From LAX to Katmandu, connecting service (change of planes) is available on Korean Airways, Thai, Cathay Pacific and Air India. Restricted round-trip fares begin at $1,260.
To call the numbers below from the U.S., dial 011 (the international dialing code), 977 (country code for Nepal), 1 (the city code for Katmandu) and the local number.
WHERE TO STAY:
Dwarika's Hotel, 447-3725, www.dwarikas.com, is an architectural landmark constructed with wood carvings salvaged from traditional temples and houses throughout the Katmandu Valley. It has 72 luxurious rooms, a beautiful courtyard, swimming pool, restaurant and bar. Doubles $135 to $210.
Hotel Tibet, 442-9085, www.hotel-tibet.com, is a friendly, 55-room, family-owned hotel off Lazimpat Road, about a 10-minute walk north of Thamel. It has a restaurant and rooftop terrace. Doubles $80, including breakfast.

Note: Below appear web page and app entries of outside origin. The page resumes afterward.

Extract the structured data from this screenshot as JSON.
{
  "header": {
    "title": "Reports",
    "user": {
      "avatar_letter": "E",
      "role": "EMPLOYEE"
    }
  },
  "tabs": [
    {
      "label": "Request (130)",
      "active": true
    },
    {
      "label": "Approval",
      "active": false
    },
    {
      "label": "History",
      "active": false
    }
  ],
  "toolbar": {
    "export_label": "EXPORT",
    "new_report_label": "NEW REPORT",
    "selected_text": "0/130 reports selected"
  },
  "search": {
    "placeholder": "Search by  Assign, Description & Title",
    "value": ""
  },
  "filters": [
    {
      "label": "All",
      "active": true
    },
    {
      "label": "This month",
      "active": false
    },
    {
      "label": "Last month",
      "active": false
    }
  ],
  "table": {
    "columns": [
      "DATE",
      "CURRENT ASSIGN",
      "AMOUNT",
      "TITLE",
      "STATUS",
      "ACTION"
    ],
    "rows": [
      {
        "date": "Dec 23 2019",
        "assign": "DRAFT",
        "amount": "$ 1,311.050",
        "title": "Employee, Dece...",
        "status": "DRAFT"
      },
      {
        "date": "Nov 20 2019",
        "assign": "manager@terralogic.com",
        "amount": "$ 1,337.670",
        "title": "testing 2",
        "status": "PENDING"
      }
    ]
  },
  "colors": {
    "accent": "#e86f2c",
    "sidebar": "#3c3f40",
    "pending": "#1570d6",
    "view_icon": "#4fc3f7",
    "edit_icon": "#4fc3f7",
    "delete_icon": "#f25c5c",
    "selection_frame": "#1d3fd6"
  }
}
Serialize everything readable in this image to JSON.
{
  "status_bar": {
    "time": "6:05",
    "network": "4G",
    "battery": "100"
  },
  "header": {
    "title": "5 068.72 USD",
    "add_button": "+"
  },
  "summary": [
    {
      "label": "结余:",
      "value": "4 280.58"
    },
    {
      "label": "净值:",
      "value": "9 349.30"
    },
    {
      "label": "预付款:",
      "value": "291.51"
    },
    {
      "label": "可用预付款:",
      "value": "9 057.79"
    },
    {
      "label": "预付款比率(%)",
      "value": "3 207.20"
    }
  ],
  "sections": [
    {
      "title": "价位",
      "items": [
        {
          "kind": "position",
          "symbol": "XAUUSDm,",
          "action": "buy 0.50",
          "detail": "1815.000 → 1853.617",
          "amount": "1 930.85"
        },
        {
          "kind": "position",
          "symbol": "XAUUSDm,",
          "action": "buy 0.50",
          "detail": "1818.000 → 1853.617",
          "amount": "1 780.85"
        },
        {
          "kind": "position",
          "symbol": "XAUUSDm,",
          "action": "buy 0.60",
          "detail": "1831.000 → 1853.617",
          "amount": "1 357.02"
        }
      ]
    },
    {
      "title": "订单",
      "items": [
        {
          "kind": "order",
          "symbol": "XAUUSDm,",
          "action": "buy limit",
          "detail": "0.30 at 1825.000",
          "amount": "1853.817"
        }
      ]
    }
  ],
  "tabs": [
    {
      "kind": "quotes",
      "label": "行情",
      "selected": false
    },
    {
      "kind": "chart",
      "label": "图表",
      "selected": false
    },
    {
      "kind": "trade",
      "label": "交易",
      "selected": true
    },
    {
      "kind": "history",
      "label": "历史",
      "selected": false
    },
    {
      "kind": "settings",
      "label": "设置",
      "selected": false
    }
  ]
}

Hotel Vajra, 427-1545, is a handsome compound on a hilltop outside the city center near Swayambhunath Temple. Favored by trekkers, it has a garden setting, elaborate wood carvings, restaurant, rooftop bar and theater; doubles $16-$61, including breakfast.
Kathmandu Guest House, 470-0800, www.ktmgh.com, is an old favorite among budget travelers, in a compound set back from the busy streets of the Thamel district. It has 121 rooms, a courtyard cafe with WiFi, ATM, laundry, bike rental, travel agency and hair salon. Doubles $4 to $65.
WHERE TO EAT:
Chez Caroline, 426-3070, is a stylish and agreeable restaurant serving French onion soup, quiche, omelets, etc., at the Baber Mahal Revisited shopping arcade. $10-$15.
Mike's Breakfast, 442-4303, founded by one of the first U.S. Peace Corps volunteers to arrive in Nepal in the '60s, is in a courtyard shaded by a giant camphor tree in the Naxal neighborhood, east of the new palace; it offers a diverse menu, from gourmet coffee to quesadillas. $5-$10.
Yin and Yang, is an excellent Thai place in busy Thamel. $10-$15.
Thamel House, 441-0388, is in a restored 19th century Newari town house at the north end of Thamel. It serves traditional Newari cuisine at low tables with seating on the floor. $10-$15.
TO LEARN MORE:
Nepal Tourism Board, Tourist Service Center, P.O. Box 11018, Bhrikuti Mandap, Katmandu, Nepal, 425-6909, www.welcomenepal.com.
-- Susan Spano